reasonable inference that the defendant is liable for the
misconduct alleged.” Ashcroft v. Iqbal, 556
U.S. 662, 678 (2009). The Court must “accept factual
allegations in the complaint as true and construe the
pleadings in the light most favorable to the nonmoving
party.” Manzarek v. St. Paul Fire & Marine Ins.
Co., 519 F.3d 1025, 1031 (9th Cir. 2008).
Breach of Contract (First Cause of Action)
brings a breach of contract claim against Nationstar for
“breaching its contractual obligations in unlawfully
violating existing California law and loan procedures in
contradiction to its responsibilities and obligation under
contract.” SAC ¶ 63. Nationstar argues that
Alvarez's breach of contract claim is not sufficiently
pled because Alvarez fails to allege the existence of the
contract at issue. Specifically, Nationstar argues that
Alvarez has not adequately alleged the contract terms, his
performance under the contract, or Nationstar's breach of
the contract. Mot. 3.
cause of action for breach of contract requires proof of the
following elements: (1) existence of the contract; (2)
plaintiff's performance or excuse for nonperformance; (3)
defendant's breach; and (4) damages to plaintiff as a
result of the breach.” Miles v. Deutsche Bank
National Trust Co., 236 Cal.App.4th 394, 402 (2015)
(quoting CDF Firefighters v. Maldonado, 158
Cal.App.4th 1226, 1239 (2008)). To sufficiently allege the
existence of a contract, “the terms [of the contract]
must be set out verbatim in the body of the complaint,
” “a copy of the written instrument must be
attached and incorporated by reference, ” or “a
plaintiff may plead the legal effect of the contract rather
than its precise language.” Id.
Court finds that Alvarez has not adequately alleged a claim
for breach of contract. Alvarez conclusorily alleges that he
was provided an opportunity to pursue a loan modification
application by Nationstar, and Nationstar failed to meet its
obligations under the Homeowner's Bill of Rights
(“HBOR”) by improperly reviewing Alvarez's
loan modification application. However, Alvarez has not set
forth the terms of the contract in the SAC or any of his
prior complaints, nor has he attached a copy of the alleged
contract to the complaint. Alvarez also has not sufficiently
pled the legal effect of the contract. In fact, the alleged
contract and its terms have never been identified by Alvarez.
Alvarez's failure to allege the existence of a contract
is thus fatal to his breach of contract claim against
Nationstar. Alvarez did not dispute at the motion hearing
that the breach of contract claim suffers this failure.
Alvarez has failed to allege facts supporting the other basic
elements of the claim.

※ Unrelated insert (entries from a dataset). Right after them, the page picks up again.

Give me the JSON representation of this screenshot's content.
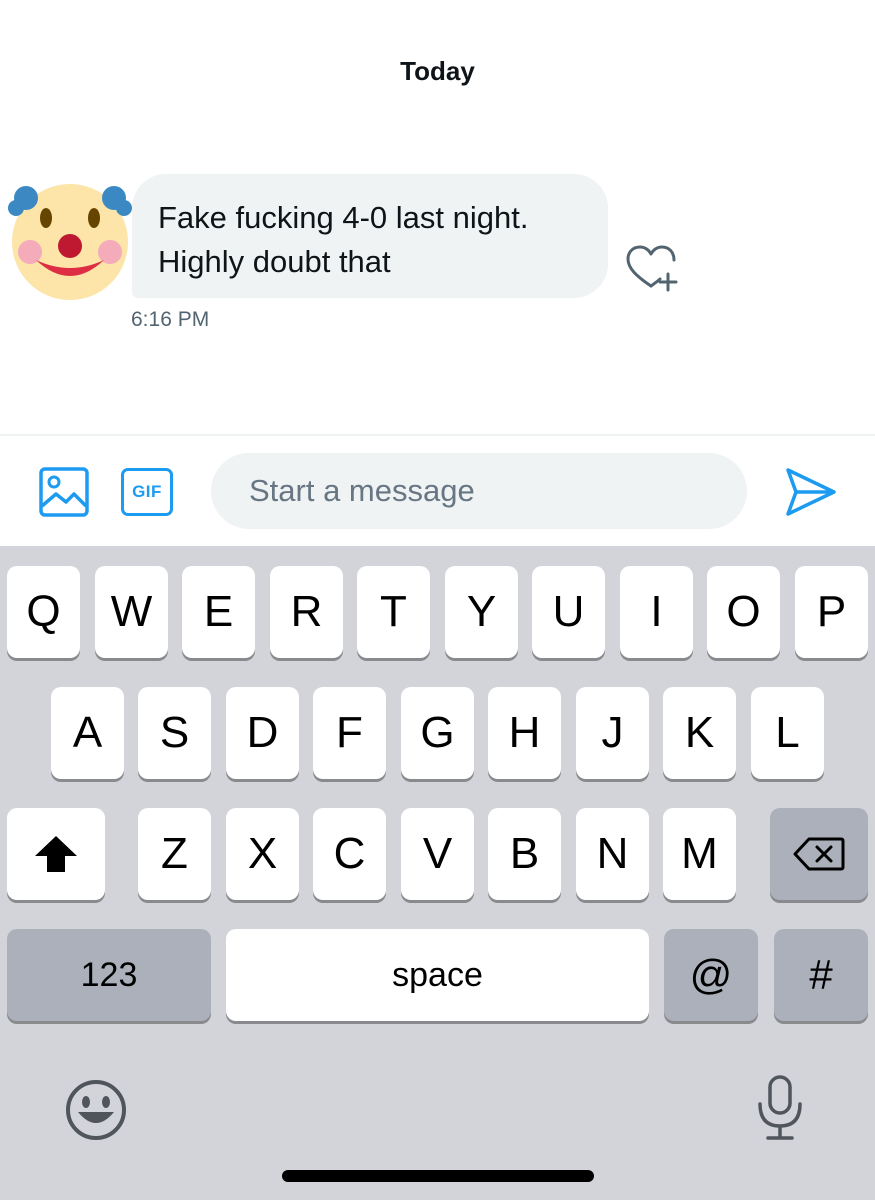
{
  "conversation": {
    "date_label": "Today",
    "message": {
      "lines": [
        "Fake fucking 4-0 last night.",
        "Highly doubt that"
      ],
      "time": "6:16 PM",
      "sender_avatar": "clown-face-emoji"
    }
  },
  "composer": {
    "placeholder": "Start a message",
    "gif_label": "GIF",
    "media_icon": "image-icon",
    "send_icon": "send-icon"
  },
  "keyboard": {
    "row1": [
      "Q",
      "W",
      "E",
      "R",
      "T",
      "Y",
      "U",
      "I",
      "O",
      "P"
    ],
    "row2": [
      "A",
      "S",
      "D",
      "F",
      "G",
      "H",
      "J",
      "K",
      "L"
    ],
    "row3": [
      "Z",
      "X",
      "C",
      "V",
      "B",
      "N",
      "M"
    ],
    "bottom": {
      "numbers_label": "123",
      "space_label": "space",
      "at_label": "@",
      "hash_label": "#"
    },
    "shift_icon": "shift-icon",
    "delete_icon": "backspace-icon",
    "emoji_icon": "emoji-icon",
    "mic_icon": "microphone-icon"
  },
  "colors": {
    "accent": "#1d9bf0",
    "bubble": "#eff3f4",
    "keyboard_bg": "#d2d4da",
    "dark_key": "#abb0ba"
  }
}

He has not alleged his own
performance, and in fact, he admits he has failed to pay his
mortgage since 2012, and makes no attempt to allege excuse.
SAC ¶¶ 13, 68, 101-02, 112. He also fails to allege
what portion of the unidentified contract Nationstar
violated. The above-described deficiencies are identical to
those pointed out by the Court in its order granting
Nationstar's motion to dismiss the first amended
complaint. ECF 26. Accordingly, the Court GRANTS
Nationstar's motion to dismiss this breach of contract
Breach of the Covenant of Good Faith and Fair Dealing (Second
Cause of Action)
alleges that Nationstar was “required to conduct a good
faith review” of Alvarez's application packet in
accordance with California statutes and by failing that
obligation, Nationstar breached the covenant of good faith
and fair dealing. SAC ¶¶ 109, 111, 129, 131.
Nationstar argues that Alvarez ...